▸ Given records
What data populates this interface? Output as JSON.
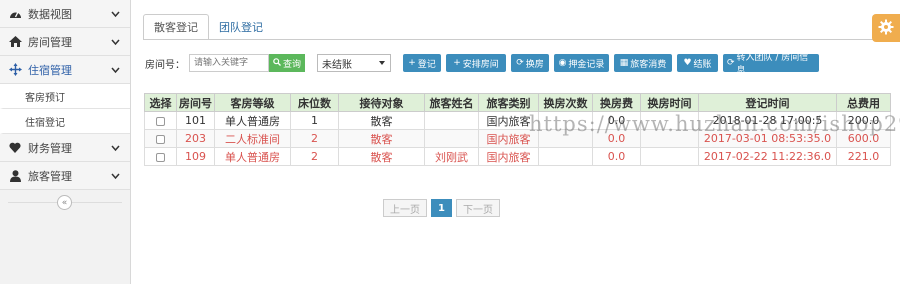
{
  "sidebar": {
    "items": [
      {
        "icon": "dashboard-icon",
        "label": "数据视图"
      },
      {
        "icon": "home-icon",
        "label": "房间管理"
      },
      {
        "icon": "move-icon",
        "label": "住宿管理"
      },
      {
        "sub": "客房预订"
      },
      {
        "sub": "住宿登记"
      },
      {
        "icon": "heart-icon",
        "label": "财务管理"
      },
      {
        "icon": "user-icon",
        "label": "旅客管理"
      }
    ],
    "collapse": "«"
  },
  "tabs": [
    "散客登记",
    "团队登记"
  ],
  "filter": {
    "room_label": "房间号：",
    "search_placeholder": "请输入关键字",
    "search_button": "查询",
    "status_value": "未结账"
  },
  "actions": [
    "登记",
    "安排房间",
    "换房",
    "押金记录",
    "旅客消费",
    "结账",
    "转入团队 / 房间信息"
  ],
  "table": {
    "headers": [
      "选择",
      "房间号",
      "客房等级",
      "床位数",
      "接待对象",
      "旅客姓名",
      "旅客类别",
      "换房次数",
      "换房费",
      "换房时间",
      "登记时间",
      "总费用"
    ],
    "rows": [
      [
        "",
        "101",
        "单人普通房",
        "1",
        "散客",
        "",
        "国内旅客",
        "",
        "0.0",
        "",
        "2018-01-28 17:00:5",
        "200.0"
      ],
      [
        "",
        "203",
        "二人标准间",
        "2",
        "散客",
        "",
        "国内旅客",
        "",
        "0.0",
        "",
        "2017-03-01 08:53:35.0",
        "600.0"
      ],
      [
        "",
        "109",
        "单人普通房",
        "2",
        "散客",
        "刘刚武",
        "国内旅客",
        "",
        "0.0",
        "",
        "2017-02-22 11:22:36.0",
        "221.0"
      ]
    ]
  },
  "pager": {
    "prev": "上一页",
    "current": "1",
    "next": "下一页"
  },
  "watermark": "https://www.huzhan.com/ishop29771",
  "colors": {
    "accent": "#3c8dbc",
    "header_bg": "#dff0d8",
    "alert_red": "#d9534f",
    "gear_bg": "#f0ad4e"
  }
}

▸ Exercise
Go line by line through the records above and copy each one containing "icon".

▸ Exercise solution
        "icon": "dashboard-icon",
        "icon": "home-icon",
        "icon": "move-icon",
        "icon": "heart-icon",
        "icon": "user-icon",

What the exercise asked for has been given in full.